To our surprise 95979 found itself in the side of "A" shop following the shunt to move 3803's tender to "B" shop and so progress on finishing it speeded up. The Staverton side door head was fitted in February and the doors themselves rebated in March. The remaining door furniture was added and we thank the workshop staff for their assistance in making the missing bits such as a dozen No. 18 countersunk wood screws.
As can be seen from the following photographs the van was now rather smart. All that was left was the signwriting on the outside and completion of the storage system inside. The signwriting was to be a plain GW in black but the van is red because we rebuilt it as a private owner "covered goods wagon" We had been hoping for sponsorship but nothing materialised.
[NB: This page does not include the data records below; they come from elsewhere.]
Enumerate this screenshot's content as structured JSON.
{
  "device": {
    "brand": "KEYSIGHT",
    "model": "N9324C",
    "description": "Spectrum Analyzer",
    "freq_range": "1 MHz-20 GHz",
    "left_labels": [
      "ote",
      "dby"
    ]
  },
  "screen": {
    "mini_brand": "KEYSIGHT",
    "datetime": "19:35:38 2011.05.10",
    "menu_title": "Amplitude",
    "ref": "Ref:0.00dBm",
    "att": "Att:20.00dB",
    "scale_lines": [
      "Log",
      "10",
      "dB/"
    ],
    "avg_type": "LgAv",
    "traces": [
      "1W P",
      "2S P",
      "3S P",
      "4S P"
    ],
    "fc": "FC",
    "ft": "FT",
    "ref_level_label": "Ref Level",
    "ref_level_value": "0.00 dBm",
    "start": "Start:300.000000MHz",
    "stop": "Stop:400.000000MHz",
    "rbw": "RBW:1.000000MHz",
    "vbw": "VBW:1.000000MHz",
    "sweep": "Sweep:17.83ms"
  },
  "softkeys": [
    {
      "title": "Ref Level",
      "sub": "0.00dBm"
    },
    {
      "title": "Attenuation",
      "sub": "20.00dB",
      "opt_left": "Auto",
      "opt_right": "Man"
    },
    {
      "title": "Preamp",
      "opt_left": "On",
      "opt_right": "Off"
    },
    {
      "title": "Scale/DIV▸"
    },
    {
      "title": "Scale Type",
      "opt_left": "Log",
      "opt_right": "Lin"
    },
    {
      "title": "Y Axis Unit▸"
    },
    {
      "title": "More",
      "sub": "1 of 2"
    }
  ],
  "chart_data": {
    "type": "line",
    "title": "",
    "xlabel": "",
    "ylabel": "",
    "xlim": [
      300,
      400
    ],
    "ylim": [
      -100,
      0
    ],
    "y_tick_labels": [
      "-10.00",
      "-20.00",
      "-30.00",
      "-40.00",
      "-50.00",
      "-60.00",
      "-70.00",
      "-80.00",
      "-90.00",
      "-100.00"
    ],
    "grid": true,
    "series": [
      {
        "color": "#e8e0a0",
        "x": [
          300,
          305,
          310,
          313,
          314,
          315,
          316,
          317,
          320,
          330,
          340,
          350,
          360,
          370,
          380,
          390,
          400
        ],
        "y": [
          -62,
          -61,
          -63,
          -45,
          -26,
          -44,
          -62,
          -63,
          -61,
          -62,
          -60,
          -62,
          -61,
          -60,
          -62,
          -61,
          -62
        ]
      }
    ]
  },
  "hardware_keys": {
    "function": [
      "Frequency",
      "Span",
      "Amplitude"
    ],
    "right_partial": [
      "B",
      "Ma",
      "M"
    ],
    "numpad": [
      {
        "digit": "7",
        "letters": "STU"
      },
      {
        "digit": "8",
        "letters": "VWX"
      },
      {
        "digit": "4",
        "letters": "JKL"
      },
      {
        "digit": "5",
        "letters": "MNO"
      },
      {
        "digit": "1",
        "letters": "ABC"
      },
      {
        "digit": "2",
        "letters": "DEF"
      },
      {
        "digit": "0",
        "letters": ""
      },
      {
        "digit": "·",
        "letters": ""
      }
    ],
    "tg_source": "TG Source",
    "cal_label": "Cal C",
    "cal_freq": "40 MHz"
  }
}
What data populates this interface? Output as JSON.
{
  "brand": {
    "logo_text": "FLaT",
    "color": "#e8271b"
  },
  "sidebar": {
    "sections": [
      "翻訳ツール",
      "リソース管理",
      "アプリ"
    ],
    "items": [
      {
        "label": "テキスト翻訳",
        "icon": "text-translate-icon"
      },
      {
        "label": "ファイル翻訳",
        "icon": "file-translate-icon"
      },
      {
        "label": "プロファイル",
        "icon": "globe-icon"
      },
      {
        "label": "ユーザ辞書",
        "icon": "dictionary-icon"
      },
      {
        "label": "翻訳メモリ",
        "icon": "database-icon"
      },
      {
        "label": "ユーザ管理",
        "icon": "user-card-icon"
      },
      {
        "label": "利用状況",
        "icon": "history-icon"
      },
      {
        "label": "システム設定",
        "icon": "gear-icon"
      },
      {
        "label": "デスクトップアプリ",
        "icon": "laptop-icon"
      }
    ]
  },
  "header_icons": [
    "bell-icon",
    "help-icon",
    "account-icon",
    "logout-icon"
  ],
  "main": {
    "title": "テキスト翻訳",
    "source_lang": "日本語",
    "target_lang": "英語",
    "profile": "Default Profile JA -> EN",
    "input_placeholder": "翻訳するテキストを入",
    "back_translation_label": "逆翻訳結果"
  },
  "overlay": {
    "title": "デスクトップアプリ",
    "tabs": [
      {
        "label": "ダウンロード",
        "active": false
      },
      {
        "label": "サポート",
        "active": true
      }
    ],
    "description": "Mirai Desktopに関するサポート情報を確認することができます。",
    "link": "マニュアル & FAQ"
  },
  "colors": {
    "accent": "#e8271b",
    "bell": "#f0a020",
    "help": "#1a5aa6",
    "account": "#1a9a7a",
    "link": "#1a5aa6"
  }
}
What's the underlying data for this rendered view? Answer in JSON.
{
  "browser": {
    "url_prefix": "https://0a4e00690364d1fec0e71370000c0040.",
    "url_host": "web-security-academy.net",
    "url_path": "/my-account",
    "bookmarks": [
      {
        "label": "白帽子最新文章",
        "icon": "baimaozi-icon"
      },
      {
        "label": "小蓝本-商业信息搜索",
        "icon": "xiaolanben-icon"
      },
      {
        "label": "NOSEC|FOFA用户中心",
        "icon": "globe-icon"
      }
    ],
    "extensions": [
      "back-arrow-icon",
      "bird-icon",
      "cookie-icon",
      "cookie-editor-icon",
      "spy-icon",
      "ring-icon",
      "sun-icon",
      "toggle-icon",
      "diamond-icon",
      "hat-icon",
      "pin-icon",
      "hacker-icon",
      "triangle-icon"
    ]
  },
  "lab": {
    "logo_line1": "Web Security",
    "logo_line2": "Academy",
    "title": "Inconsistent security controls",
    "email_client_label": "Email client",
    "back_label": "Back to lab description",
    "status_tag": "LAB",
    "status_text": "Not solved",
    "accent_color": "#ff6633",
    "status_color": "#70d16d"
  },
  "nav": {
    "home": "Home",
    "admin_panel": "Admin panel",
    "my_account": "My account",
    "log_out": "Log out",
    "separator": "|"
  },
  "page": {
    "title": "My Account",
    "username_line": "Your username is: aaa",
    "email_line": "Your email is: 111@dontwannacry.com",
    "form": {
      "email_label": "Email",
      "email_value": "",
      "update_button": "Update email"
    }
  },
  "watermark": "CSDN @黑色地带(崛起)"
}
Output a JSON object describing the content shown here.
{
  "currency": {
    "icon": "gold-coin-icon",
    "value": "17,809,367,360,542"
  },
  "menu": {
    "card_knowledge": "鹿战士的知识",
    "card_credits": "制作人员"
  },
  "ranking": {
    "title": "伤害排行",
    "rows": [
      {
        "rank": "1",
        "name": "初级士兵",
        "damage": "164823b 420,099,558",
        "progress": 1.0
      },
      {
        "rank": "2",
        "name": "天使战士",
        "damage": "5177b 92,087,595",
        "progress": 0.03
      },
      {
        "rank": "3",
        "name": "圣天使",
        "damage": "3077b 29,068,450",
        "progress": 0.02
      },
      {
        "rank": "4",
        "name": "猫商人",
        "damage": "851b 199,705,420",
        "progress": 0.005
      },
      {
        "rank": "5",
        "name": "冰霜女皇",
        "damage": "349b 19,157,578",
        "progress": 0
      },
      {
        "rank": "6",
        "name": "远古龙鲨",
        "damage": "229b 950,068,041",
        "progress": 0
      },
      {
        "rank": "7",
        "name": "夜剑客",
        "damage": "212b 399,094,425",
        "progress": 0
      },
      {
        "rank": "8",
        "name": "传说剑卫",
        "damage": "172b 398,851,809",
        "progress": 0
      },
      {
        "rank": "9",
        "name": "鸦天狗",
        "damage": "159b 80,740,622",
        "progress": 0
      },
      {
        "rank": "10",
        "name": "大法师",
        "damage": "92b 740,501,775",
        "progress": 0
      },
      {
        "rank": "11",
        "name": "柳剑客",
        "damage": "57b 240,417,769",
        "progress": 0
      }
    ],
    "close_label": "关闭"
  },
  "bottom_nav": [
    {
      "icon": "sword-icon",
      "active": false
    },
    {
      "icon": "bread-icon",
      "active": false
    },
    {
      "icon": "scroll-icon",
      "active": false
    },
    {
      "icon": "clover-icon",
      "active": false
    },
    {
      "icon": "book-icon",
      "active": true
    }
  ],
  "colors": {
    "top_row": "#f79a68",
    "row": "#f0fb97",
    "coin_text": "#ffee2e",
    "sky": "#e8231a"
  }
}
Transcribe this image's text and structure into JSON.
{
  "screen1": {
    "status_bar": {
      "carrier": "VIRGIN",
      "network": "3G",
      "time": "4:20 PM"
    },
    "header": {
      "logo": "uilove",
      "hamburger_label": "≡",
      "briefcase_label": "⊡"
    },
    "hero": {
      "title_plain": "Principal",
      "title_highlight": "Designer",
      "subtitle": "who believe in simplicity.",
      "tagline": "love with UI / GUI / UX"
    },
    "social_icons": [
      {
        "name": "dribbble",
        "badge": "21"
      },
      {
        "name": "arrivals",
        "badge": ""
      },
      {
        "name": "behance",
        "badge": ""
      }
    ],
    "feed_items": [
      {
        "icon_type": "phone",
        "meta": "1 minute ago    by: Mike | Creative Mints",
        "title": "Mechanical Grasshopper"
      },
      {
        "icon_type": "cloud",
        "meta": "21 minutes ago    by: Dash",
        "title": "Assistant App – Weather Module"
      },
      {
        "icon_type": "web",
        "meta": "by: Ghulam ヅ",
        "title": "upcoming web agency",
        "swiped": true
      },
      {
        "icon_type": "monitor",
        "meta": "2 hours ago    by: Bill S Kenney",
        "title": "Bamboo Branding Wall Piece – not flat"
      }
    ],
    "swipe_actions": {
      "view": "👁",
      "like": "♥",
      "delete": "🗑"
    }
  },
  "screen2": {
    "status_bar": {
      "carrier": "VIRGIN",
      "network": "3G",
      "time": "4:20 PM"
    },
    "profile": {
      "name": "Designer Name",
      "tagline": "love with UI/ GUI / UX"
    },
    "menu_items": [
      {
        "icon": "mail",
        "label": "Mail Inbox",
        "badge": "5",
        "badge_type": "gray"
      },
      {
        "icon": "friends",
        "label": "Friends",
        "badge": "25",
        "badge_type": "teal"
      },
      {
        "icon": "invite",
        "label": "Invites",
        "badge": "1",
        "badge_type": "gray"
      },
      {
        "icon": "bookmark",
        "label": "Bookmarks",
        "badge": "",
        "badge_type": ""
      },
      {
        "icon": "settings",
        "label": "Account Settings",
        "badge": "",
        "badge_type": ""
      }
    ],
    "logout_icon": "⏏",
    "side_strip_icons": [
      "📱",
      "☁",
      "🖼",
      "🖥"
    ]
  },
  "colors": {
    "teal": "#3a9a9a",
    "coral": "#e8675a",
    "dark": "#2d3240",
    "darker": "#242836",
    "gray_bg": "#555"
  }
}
95979 was scheduled to take part in the end of May Gala when it ran in the GWR goods train.
|The ironwork is picked out in black||The door protection plates are added|
|All the door furniture is in place - finished!||The number plate is now rather smart|
The trouble with stating one's finished is that the wagon will get moved to Totnes to make way for another project (Loco 33002)!
At the time the wagon still needed its sign writing (owner, running number, tare and gross weights).
|95979 basks in the sunshine at the head of a goods train in the Totnes Littlehempston bay|
Some more work was done on the wagon, namely the painting of the internal racking and the signwriting on the outside. When we restored 276 to original condition we removed the racking installed during the conversion to a breakdown support vehicle. This redundant racking was then installed into 95979 and we have subsequently found that the racking was from a GWR tool van - we have half a set but don't know which van it was from.
Since the sponsorship deal didn't materialise we decided to replicate the GWR livery of the 1890's (not correct for this wagon but correct for a red wagon!).
|95979 in 1890's style GWR livery (if only the class 20 & concrete sleepers were absent !).|